I am very interested in your group. My husband and I will be moving to San Miguel de Allende in the spring of 2013. We will be bringing our four parrots, and three dogs.Any advice you can give concerning moving to and living with parrots in Mexico would be appreciated.We have two hand raised African Greys, a African red Belly, and a Blue Headed Pionus.Keep me posted about your group I would be interesting in maybe helping out.Bonnieknitting

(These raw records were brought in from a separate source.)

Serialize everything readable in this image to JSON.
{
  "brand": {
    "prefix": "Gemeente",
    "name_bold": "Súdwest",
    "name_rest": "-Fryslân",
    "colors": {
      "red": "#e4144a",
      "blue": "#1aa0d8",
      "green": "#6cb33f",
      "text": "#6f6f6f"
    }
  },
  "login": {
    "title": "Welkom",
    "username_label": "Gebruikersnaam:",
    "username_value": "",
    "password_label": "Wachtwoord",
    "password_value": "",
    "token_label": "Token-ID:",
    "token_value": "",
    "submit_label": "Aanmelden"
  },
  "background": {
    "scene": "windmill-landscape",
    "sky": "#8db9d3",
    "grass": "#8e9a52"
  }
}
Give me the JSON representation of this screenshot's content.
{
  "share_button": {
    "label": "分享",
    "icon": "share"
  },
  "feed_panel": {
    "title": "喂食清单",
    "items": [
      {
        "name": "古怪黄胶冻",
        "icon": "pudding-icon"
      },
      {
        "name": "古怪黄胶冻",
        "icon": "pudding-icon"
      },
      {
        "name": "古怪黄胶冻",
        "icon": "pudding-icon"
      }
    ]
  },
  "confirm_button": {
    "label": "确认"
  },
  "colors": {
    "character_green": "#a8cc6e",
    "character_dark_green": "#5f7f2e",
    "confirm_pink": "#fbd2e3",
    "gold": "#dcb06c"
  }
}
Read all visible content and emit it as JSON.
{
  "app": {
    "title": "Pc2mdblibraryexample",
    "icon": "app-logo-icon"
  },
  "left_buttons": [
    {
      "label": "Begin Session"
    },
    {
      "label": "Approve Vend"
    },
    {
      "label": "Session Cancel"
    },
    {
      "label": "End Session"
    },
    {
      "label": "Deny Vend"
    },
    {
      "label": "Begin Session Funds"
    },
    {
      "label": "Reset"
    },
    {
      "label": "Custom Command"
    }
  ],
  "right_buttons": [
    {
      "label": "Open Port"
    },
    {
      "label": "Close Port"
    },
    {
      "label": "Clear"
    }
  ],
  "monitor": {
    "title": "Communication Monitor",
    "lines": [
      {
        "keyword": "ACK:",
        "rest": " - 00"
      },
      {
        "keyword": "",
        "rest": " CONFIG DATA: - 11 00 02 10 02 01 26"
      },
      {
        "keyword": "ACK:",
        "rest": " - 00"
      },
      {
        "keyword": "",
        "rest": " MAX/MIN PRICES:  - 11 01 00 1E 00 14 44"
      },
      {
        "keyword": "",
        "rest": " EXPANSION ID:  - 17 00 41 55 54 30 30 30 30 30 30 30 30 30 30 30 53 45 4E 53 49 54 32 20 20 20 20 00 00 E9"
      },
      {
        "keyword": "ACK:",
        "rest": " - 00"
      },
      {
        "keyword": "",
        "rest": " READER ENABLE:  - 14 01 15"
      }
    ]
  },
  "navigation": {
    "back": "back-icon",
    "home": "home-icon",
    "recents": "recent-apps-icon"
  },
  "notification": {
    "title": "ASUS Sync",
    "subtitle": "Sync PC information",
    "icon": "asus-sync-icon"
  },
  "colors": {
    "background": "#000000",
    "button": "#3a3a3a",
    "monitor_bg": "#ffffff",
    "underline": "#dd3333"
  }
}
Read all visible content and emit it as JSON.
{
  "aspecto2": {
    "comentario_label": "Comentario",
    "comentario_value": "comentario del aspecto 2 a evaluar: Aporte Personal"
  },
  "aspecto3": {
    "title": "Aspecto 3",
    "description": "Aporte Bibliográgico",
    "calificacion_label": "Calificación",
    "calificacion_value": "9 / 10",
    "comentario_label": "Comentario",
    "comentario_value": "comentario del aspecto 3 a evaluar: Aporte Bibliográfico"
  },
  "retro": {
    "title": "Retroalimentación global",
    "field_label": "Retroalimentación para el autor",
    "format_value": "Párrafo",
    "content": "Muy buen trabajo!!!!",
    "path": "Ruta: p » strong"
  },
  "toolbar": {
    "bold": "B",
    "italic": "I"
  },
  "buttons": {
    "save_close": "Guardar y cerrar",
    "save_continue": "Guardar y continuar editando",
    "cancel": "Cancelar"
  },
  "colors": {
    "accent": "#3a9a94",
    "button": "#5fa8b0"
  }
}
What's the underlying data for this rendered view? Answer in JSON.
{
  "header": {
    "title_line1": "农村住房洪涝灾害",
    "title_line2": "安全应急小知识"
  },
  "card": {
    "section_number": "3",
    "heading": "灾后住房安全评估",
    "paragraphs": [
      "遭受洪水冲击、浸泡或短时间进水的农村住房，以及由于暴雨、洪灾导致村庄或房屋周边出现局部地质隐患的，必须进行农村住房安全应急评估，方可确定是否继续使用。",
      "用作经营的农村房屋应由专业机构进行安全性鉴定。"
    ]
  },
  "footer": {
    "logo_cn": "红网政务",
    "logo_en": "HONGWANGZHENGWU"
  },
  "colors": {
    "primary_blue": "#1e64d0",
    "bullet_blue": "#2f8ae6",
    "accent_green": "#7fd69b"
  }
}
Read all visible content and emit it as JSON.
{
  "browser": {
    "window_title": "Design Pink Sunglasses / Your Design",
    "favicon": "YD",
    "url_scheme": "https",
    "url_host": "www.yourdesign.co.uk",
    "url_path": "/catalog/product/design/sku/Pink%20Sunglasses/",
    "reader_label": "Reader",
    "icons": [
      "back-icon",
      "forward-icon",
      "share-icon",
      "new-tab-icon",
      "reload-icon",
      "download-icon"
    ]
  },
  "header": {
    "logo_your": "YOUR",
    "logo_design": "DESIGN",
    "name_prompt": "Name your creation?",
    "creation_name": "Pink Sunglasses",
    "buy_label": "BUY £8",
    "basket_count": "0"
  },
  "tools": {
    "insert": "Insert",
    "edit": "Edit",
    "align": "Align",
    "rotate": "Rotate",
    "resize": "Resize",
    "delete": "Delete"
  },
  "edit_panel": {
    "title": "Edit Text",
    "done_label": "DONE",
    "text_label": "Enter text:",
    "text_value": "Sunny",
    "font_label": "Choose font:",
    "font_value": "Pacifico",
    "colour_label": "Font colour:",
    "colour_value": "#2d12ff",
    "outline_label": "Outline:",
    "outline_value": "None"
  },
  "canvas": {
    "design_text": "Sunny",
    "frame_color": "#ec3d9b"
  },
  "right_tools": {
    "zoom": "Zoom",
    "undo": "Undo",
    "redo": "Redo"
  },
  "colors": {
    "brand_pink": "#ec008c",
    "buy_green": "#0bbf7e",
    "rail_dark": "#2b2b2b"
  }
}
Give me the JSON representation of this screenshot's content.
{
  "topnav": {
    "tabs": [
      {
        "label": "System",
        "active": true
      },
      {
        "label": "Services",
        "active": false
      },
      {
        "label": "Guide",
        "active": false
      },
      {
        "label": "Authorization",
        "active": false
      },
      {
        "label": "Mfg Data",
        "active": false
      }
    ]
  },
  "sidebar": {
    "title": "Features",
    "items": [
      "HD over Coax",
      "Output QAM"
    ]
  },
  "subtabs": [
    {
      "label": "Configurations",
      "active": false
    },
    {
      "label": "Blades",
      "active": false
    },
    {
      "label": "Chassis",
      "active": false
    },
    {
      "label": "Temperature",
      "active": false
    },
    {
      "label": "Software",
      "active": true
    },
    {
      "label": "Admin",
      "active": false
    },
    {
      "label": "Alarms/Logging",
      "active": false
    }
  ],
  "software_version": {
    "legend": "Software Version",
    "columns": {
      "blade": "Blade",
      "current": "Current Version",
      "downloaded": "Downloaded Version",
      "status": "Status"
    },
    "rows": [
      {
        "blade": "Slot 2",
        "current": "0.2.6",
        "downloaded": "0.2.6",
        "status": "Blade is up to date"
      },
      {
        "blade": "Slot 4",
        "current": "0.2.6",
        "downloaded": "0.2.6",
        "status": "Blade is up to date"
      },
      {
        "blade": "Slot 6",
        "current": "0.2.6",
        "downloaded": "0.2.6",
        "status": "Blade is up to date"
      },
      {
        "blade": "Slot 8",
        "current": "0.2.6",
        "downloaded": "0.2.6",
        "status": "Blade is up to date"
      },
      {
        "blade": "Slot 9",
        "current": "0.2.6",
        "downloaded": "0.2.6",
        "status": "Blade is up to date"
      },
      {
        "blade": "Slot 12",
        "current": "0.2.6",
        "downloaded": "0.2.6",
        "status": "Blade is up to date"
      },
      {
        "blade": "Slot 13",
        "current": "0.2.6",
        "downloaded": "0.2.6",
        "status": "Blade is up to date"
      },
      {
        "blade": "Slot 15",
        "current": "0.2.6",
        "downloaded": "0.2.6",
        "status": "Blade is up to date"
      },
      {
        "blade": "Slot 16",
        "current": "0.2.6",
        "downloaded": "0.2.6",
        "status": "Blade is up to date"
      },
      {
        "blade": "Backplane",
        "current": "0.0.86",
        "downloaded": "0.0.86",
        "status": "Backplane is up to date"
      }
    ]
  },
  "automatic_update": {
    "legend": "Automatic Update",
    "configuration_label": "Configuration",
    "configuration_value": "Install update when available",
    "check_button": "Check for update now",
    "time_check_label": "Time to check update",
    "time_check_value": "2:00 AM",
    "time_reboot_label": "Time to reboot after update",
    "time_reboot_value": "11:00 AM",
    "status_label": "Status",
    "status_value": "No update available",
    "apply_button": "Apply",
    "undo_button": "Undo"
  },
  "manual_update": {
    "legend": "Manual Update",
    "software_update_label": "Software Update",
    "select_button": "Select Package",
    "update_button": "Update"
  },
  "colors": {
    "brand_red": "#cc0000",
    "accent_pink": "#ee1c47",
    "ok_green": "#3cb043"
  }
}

Hi Bonnieknitting, actually San Miguel de Allende is close to Querétaro, where we are planning to set up the rescue center, so be sure to visit us when you come! As soon as we are installed, we will publish it so anyone can go there.If you want some advice about owning parrots in Mexico, first thing I should tell you is to be sure to have all your bird’s papers in order, don’t take any chance with that, you might risk government taking them away. Since wild-caught parrots are forbidden, you must have a bill or document that proves the provenience of your birds. Maybe you can ask which permits you need here: http://www.semarnat.gob.mx/Pages/buzonciudadano.aspxI would recommend to write your questions there in spanish, if you need help with translation I would be happy to help you Another really important advice, only give your birds filtered or bottled water (usually we buy it in carboys, we call them garrafón). In this region of México, tap water has some amount of metals, which can be harmfull for birds to drink (for us too). They (and we) can bathe with tap water, although.At last, pellets and bird toys can be hard to find here, and there are no specialized parrot shops. I’m not familiar with pet shops in San Miguel, but you should try a chain called +KOTA, it might be one of the few options avaiable.Also, if you ever think about buying a new parrot here, you have to be very carefull. Not all species are allowed, and illegal breeders or bird traders are abundant. You can contact us, and we will be happy to help you find a responsible breeder.Hope I helped you, sorry for the late response!
I have an absolutely gorgeous Mexican Red-Headed Amazon that I adore. He is about a year old and was domestically raised in the U.S. They are truly wonderful birds and they are very intelligent and friendly. It’s a shame that the Mexican government has prohibited folks from owning parrots. The law basically encourages the continuation of the illegal parrot trade there. I wish you the very best of luck with your parrot rescue.